This is not the first time that scientists have tried to ascertain whether a science fiction concept could be plausible. In fact, many science fiction movies, TV series, and even games now employ scientific advisors to make sure that they do not stray too far from the scientific possibilities. Thwacke Consulting, for example, was set up by a husband and wife team who were finishing their studies, and was the first company to specialise in providing scientific advisory services to video game, film, and TV production companies. The company has over 100 consultants in a variety of scientific fields.

One of the founders of Thwacke Consulting, Sebastian Alvarado, wrote a book, ‘The Science of Marvel’ that delves even deeper into the science that powers some of Earth’s mightiest heroes. Technologically speaking, becoming Iron Man could be feasible by enhancing a person’s strength through a mechanical device. Becoming Captain America would be a lot harder because modifying a human’s makeup through gene therapy or the next generation of steroids faces a number of scientific limitations.

Similarly, on the chance that you're exposed to gamma radiation, like Dr Bruce Banner, you most definitely would not turn green and transform into a Hulk. Radiation is known to create some useful mutations, like those working in conjunction with chemotherapy. The chemical makeup of cells can be changed through radiation, but the conversion of even a few of cells by harmful radiation would kill you.

And it should come as no surprise that being bitten by a radioactive spider would definitely not turn you into Spider Man. However, according to Michael Dennin, a professor of physics and astronomy at the University of California, Irvine, this would technically be the safest way to become a superhero. “It would do almost nothing to you.
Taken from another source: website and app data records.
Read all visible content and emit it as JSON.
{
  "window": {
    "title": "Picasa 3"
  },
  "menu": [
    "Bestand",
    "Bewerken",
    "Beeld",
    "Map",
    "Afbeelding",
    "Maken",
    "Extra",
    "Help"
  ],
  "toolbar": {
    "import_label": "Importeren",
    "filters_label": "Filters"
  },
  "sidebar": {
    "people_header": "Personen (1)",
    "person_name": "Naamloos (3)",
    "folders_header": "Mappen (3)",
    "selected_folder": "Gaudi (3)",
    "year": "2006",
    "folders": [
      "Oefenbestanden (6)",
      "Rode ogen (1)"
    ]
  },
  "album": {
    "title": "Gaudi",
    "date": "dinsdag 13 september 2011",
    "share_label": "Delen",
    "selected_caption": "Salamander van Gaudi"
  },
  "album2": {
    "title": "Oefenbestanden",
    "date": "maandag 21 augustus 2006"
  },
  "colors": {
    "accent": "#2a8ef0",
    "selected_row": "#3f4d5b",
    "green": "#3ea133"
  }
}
Maybe a few genetic mutations occur in isolated genes, but it will be more random than anything,” he explains.

So while becoming a superhero will remain in the realms of fantasy for now, science may yet provide us with evidence of alternate universes. And who knows where that will lead?